Investigating Earthquakes through Regional Seismicity

Section 1 Answer Key

What is an Earthquake?

The basic facts of seismology

Activity #1: Rescue in Pinevale

Activity #2: Fault Rupture Analogies

Activity #3: Rupture Models

Activity #4: Strike and Dip

Activity #5: Revealing a Fault Plane with Hypocenters

  1. The points plotted on the cross-section should be in a roughly linear orientation -- a "fuzzy" line.

  2. Answers will vary. Most should find an angle of about 45°, dipping toward the northeast.

  3. Depending on how you drew your line, you should find it comes closest to either the Garnet Hill fault zone or the Banning fault zone (South Branch San Andreas fault). The assumption that this is the fault that produced the mainshock may be invalid if that fault changes dip before it reaches the surface, or if that fault is truncated by another fault.

  4. Answers will vary. Some possibilities are: inaccuracies from the crudeness of this cross-section, inaccuracies in the data due to uncertainties in locating hypocenters, choosing the cross-section in an orientation not exactly perpendicular to the strike of the fault, and/or that the aftershocks are not actually occurring on the mainshock fault, but on small faults adjacent to it.

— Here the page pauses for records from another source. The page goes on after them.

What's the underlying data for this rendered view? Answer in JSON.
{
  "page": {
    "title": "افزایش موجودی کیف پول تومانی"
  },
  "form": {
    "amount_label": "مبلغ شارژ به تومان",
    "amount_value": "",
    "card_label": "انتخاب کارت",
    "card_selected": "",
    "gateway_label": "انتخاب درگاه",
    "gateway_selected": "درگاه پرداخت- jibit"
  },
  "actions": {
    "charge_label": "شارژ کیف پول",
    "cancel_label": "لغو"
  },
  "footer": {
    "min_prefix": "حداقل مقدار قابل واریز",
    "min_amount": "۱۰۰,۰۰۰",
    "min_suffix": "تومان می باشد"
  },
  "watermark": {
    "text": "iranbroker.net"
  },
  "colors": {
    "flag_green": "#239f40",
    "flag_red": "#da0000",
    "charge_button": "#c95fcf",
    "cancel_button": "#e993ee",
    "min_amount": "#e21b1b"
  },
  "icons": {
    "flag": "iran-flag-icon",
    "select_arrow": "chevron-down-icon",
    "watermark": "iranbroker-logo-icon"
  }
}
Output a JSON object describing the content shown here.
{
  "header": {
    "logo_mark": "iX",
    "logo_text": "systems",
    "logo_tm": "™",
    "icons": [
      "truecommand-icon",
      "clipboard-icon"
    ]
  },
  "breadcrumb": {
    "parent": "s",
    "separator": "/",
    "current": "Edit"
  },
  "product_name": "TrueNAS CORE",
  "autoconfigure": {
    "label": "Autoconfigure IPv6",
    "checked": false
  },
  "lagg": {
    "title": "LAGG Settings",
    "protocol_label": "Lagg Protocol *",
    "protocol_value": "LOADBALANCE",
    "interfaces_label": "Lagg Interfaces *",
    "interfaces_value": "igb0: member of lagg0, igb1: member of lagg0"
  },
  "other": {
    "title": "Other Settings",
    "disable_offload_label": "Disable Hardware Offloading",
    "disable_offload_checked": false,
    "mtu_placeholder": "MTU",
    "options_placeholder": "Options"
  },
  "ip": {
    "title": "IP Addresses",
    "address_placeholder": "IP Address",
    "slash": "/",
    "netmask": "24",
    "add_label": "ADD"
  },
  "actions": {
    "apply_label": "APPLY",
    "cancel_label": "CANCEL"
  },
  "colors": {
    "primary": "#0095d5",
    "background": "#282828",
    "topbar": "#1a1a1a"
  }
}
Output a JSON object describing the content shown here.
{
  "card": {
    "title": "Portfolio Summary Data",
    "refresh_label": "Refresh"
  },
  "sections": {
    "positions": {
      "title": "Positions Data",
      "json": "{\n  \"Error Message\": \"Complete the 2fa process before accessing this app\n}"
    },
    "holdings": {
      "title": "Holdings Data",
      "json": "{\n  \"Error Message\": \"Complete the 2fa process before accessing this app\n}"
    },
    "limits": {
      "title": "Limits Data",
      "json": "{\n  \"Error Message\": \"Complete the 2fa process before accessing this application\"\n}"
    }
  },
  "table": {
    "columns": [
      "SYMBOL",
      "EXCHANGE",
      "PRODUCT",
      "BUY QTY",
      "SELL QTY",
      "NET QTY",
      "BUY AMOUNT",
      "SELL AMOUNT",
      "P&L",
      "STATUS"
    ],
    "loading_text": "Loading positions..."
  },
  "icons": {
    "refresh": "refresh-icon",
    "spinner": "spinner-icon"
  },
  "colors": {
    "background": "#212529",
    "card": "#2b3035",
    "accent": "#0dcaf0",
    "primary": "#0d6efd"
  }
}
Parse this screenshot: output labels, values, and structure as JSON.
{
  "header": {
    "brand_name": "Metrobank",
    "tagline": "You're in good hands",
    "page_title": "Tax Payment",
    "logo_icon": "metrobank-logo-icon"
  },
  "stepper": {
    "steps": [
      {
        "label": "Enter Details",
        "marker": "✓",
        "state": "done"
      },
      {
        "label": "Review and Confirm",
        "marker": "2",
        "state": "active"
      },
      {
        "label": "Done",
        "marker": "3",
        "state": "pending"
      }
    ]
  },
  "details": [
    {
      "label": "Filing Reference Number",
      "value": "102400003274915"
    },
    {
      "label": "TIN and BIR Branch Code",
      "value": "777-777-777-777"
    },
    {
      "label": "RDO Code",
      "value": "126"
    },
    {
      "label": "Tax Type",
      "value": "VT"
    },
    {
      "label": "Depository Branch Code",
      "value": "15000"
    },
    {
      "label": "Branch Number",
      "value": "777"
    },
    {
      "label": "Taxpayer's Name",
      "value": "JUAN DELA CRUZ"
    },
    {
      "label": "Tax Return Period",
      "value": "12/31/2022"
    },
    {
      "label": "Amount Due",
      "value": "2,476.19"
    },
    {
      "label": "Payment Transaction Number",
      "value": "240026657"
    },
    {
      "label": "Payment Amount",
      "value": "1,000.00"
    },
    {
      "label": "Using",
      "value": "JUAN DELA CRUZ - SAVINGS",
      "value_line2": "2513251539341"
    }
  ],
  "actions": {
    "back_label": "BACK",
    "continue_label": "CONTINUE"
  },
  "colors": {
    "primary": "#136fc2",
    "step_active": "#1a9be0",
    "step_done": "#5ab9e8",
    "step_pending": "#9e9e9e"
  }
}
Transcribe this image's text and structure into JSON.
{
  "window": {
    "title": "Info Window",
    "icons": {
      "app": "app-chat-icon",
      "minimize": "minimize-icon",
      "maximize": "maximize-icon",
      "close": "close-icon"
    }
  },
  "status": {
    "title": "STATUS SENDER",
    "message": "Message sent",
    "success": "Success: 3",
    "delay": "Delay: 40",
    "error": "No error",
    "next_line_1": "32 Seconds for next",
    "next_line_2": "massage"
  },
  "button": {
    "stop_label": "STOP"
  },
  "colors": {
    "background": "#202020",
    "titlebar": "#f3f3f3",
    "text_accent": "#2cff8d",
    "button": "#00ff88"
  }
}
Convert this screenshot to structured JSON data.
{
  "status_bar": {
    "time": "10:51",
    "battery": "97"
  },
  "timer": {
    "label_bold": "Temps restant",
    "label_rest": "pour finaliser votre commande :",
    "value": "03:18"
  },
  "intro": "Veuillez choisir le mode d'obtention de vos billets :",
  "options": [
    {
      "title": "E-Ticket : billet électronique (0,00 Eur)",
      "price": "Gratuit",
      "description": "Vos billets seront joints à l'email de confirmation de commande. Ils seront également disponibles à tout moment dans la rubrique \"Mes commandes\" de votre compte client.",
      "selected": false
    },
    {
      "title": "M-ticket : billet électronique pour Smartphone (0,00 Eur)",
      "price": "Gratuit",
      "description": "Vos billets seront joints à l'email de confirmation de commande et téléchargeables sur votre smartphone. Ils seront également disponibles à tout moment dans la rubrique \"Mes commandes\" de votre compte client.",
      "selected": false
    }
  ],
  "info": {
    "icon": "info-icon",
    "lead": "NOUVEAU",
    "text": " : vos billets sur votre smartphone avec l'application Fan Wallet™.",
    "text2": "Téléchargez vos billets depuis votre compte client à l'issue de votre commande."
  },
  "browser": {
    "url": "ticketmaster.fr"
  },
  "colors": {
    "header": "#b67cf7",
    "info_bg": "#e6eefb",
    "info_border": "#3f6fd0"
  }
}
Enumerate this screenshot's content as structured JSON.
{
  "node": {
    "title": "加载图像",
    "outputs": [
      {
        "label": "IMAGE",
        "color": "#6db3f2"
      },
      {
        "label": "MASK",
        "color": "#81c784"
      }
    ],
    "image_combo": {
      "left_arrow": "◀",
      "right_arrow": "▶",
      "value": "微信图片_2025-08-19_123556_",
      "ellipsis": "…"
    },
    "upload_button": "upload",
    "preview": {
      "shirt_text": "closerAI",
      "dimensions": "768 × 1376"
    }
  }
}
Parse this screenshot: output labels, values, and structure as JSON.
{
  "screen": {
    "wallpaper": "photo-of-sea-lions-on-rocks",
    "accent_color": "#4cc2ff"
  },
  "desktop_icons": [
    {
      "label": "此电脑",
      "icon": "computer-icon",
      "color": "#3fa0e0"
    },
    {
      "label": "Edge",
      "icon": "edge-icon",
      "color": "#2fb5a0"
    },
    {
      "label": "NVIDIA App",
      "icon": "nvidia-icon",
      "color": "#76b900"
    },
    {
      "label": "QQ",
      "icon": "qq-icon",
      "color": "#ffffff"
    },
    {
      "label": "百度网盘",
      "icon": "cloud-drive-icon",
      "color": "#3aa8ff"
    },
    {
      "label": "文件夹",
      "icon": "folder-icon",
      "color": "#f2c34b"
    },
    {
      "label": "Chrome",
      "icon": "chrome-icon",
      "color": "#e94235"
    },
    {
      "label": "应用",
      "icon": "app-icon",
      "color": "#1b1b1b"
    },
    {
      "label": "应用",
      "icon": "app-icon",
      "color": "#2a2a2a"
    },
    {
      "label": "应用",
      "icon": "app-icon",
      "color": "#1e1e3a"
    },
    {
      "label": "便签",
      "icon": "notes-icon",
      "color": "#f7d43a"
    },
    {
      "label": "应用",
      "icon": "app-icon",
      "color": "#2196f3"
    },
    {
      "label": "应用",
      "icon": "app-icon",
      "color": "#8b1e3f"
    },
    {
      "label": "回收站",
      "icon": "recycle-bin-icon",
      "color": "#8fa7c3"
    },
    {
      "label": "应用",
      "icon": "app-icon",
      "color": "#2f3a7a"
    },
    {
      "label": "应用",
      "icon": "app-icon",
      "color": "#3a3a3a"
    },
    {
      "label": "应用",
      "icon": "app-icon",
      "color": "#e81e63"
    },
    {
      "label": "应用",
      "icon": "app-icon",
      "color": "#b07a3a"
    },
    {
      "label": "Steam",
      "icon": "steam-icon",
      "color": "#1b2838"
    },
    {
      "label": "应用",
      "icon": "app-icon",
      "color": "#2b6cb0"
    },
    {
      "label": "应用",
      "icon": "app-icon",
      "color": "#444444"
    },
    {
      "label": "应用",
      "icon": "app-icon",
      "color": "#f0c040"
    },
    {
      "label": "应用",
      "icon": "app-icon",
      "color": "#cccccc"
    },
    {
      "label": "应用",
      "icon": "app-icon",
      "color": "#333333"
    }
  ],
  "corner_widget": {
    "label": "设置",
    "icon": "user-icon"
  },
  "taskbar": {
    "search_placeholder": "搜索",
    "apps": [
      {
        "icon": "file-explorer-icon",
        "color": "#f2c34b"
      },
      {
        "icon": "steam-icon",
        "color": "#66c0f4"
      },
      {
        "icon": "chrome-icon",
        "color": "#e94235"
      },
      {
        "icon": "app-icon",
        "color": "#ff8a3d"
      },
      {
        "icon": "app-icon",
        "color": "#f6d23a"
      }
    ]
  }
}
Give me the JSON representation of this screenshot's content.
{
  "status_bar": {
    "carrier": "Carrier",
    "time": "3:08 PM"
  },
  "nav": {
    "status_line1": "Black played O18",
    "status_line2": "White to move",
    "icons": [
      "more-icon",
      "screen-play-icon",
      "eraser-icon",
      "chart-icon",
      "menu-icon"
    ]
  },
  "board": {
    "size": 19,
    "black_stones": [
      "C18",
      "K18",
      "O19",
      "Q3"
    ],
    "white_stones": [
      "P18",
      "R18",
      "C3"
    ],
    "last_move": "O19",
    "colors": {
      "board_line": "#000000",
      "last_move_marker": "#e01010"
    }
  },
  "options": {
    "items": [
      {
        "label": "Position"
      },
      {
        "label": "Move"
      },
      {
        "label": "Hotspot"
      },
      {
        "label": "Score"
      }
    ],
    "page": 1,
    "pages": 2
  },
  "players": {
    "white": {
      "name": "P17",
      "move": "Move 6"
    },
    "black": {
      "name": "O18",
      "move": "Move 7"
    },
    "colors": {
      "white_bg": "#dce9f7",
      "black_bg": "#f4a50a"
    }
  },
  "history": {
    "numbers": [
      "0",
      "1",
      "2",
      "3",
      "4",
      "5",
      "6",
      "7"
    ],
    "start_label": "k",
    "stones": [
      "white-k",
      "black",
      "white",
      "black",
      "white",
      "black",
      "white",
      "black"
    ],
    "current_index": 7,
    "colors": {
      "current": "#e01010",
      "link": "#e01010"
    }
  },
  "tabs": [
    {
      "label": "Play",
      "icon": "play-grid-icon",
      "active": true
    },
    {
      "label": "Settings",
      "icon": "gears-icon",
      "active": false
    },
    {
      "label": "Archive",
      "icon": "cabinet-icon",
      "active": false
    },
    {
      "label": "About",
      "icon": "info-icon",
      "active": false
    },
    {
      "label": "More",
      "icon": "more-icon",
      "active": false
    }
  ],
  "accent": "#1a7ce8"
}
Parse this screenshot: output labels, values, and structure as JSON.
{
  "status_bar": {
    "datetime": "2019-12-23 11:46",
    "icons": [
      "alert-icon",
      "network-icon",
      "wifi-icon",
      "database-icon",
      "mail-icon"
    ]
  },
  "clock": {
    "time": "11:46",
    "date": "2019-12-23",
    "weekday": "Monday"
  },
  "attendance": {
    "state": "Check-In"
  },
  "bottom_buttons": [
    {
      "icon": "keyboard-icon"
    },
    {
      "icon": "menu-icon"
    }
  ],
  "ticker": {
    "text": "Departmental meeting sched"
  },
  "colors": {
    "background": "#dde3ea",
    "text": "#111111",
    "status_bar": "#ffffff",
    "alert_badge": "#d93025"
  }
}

Activity #6: Scarp Formation

  1. Lateral offset created a cliff by cutting a pre-existing change in topography. Answers will vary. Yes, the solution would probably have been more obvious if you had been able to see the entire area around the scarp in advance.

  2. Some examples of correct answers:
    Scarps can be formed by water: e.g., wave-cut platforms and marine terraces, or the edges of river and stream channels. This kind of feature could also be the edge of a landslide (a debris flow) or a glacial deposit (a moraine). It could even have been man-made.

  3. [no answer required]

Activity #7: Changing the Dimensions of the Crust

  1. You would expect reverse slip in a zone of tectonic compression; and area experiencing tectonic rifting should exhibit normal slip.

  2. You could drill through the crust near the normal fault more easily; the crust is thinner here.

  3. Yes, changing the dip of these faults would make a difference in how they lengthen or shorten the crust -- as the angle of dip decreases, the amount of lengthening or shortening increases. If you change the angle of dip to increase the change in length, the change in thickness will decrease. This kind of change will also tend to increase the area over which crustal thickness is altered.

  4. You would expect faults in an area of strong tectonic compression or extension to be low-angle faults.

  5. Tectonic extension (rifting) should allow volcanism to take place more easily than would tectonic compression, since extension decreases the distance between the top of the mantle and the surface of the Earth.

Activity #8: Oblique Slip

  1. Answers will vary.

  2. Yes, all the examples displayed nearly equal dip-slip and strike-slip components.

Activity #9: Recurrence Interval

Activity #10: Different Data, Different Rates?

Activity #11: How Tectonic Forces Affect Faults

Activity #12: "Find That Fault Slip!"

Activity #13: Regional Distribution of Slip

Activity #14: Partitioning Slip

Additional Resources: